== Directions ==
An unaltered copy of the listing below is required.

☆ ☆ ☆ ☆ ☆ ☆ ☆

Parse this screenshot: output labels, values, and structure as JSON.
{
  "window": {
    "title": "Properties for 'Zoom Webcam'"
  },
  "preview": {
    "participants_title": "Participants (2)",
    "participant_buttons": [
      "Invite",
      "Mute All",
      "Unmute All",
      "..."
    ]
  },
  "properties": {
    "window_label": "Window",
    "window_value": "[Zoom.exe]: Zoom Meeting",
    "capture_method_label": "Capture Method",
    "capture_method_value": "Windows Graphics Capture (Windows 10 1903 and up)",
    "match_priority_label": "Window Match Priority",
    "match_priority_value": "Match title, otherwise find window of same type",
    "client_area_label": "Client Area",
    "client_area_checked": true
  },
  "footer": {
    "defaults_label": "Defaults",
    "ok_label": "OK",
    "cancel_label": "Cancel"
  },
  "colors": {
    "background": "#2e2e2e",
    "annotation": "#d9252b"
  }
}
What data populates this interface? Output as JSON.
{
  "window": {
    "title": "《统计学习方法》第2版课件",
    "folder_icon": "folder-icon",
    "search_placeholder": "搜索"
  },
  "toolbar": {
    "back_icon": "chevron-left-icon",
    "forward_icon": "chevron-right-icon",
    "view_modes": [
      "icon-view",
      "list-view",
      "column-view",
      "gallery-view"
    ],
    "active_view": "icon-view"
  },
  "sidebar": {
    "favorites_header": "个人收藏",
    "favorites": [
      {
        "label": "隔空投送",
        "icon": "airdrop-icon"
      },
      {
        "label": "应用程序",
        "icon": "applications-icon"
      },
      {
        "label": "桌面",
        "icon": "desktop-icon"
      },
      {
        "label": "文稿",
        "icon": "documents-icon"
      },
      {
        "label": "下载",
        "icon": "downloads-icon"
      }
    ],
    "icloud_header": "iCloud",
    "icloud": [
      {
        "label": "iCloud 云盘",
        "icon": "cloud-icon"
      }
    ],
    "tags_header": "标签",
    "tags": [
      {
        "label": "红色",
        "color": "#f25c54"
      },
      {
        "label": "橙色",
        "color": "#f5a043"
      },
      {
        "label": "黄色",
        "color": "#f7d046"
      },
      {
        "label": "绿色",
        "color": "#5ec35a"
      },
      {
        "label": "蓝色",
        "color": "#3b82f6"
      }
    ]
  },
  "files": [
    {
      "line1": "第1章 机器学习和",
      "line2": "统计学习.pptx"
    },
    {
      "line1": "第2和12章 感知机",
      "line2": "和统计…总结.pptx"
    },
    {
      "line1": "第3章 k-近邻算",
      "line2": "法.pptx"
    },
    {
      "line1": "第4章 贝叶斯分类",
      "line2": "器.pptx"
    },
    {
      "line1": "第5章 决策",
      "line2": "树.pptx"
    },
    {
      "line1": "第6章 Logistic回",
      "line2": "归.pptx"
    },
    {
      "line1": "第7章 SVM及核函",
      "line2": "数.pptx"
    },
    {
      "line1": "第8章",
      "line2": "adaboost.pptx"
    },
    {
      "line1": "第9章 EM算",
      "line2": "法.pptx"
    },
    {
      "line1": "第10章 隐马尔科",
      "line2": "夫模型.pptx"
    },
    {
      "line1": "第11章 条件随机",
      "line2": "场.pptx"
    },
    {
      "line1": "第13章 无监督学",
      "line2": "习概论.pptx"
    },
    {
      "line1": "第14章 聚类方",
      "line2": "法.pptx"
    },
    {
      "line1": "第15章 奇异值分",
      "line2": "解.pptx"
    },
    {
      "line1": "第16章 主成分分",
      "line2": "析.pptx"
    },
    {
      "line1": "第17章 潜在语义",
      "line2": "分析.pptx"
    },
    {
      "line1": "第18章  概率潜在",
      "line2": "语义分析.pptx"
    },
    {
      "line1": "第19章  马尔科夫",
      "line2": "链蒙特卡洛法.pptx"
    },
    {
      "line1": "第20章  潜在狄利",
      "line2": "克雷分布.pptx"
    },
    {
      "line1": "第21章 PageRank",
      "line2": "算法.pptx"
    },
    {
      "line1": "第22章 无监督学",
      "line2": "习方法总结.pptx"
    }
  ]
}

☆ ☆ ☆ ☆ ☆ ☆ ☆

== Exercise result ==
Parse this screenshot: output labels, values, and structure as JSON.
{
  "window": {
    "title": "Properties for 'Zoom Webcam'"
  },
  "preview": {
    "participants_title": "Participants (2)",
    "participant_buttons": [
      "Invite",
      "Mute All",
      "Unmute All",
      "..."
    ]
  },
  "properties": {
    "window_label": "Window",
    "window_value": "[Zoom.exe]: Zoom Meeting",
    "capture_method_label": "Capture Method",
    "capture_method_value": "Windows Graphics Capture (Windows 10 1903 and up)",
    "match_priority_label": "Window Match Priority",
    "match_priority_value": "Match title, otherwise find window of same type",
    "client_area_label": "Client Area",
    "client_area_checked": true
  },
  "footer": {
    "defaults_label": "Defaults",
    "ok_label": "OK",
    "cancel_label": "Cancel"
  },
  "colors": {
    "background": "#2e2e2e",
    "annotation": "#d9252b"
  }
}
What data populates this interface? Output as JSON.
{
  "window": {
    "title": "《统计学习方法》第2版课件",
    "folder_icon": "folder-icon",
    "search_placeholder": "搜索"
  },
  "toolbar": {
    "back_icon": "chevron-left-icon",
    "forward_icon": "chevron-right-icon",
    "view_modes": [
      "icon-view",
      "list-view",
      "column-view",
      "gallery-view"
    ],
    "active_view": "icon-view"
  },
  "sidebar": {
    "favorites_header": "个人收藏",
    "favorites": [
      {
        "label": "隔空投送",
        "icon": "airdrop-icon"
      },
      {
        "label": "应用程序",
        "icon": "applications-icon"
      },
      {
        "label": "桌面",
        "icon": "desktop-icon"
      },
      {
        "label": "文稿",
        "icon": "documents-icon"
      },
      {
        "label": "下载",
        "icon": "downloads-icon"
      }
    ],
    "icloud_header": "iCloud",
    "icloud": [
      {
        "label": "iCloud 云盘",
        "icon": "cloud-icon"
      }
    ],
    "tags_header": "标签",
    "tags": [
      {
        "label": "红色",
        "color": "#f25c54"
      },
      {
        "label": "橙色",
        "color": "#f5a043"
      },
      {
        "label": "黄色",
        "color": "#f7d046"
      },
      {
        "label": "绿色",
        "color": "#5ec35a"
      },
      {
        "label": "蓝色",
        "color": "#3b82f6"
      }
    ]
  },
  "files": [
    {
      "line1": "第1章 机器学习和",
      "line2": "统计学习.pptx"
    },
    {
      "line1": "第2和12章 感知机",
      "line2": "和统计…总结.pptx"
    },
    {
      "line1": "第3章 k-近邻算",
      "line2": "法.pptx"
    },
    {
      "line1": "第4章 贝叶斯分类",
      "line2": "器.pptx"
    },
    {
      "line1": "第5章 决策",
      "line2": "树.pptx"
    },
    {
      "line1": "第6章 Logistic回",
      "line2": "归.pptx"
    },
    {
      "line1": "第7章 SVM及核函",
      "line2": "数.pptx"
    },
    {
      "line1": "第8章",
      "line2": "adaboost.pptx"
    },
    {
      "line1": "第9章 EM算",
      "line2": "法.pptx"
    },
    {
      "line1": "第10章 隐马尔科",
      "line2": "夫模型.pptx"
    },
    {
      "line1": "第11章 条件随机",
      "line2": "场.pptx"
    },
    {
      "line1": "第13章 无监督学",
      "line2": "习概论.pptx"
    },
    {
      "line1": "第14章 聚类方",
      "line2": "法.pptx"
    },
    {
      "line1": "第15章 奇异值分",
      "line2": "解.pptx"
    },
    {
      "line1": "第16章 主成分分",
      "line2": "析.pptx"
    },
    {
      "line1": "第17章 潜在语义",
      "line2": "分析.pptx"
    },
    {
      "line1": "第18章  概率潜在",
      "line2": "语义分析.pptx"
    },
    {
      "line1": "第19章  马尔科夫",
      "line2": "链蒙特卡洛法.pptx"
    },
    {
      "line1": "第20章  潜在狄利",
      "line2": "克雷分布.pptx"
    },
    {
      "line1": "第21章 PageRank",
      "line2": "算法.pptx"
    },
    {
      "line1": "第22章 无监督学",
      "line2": "习方法总结.pptx"
    }
  ]
}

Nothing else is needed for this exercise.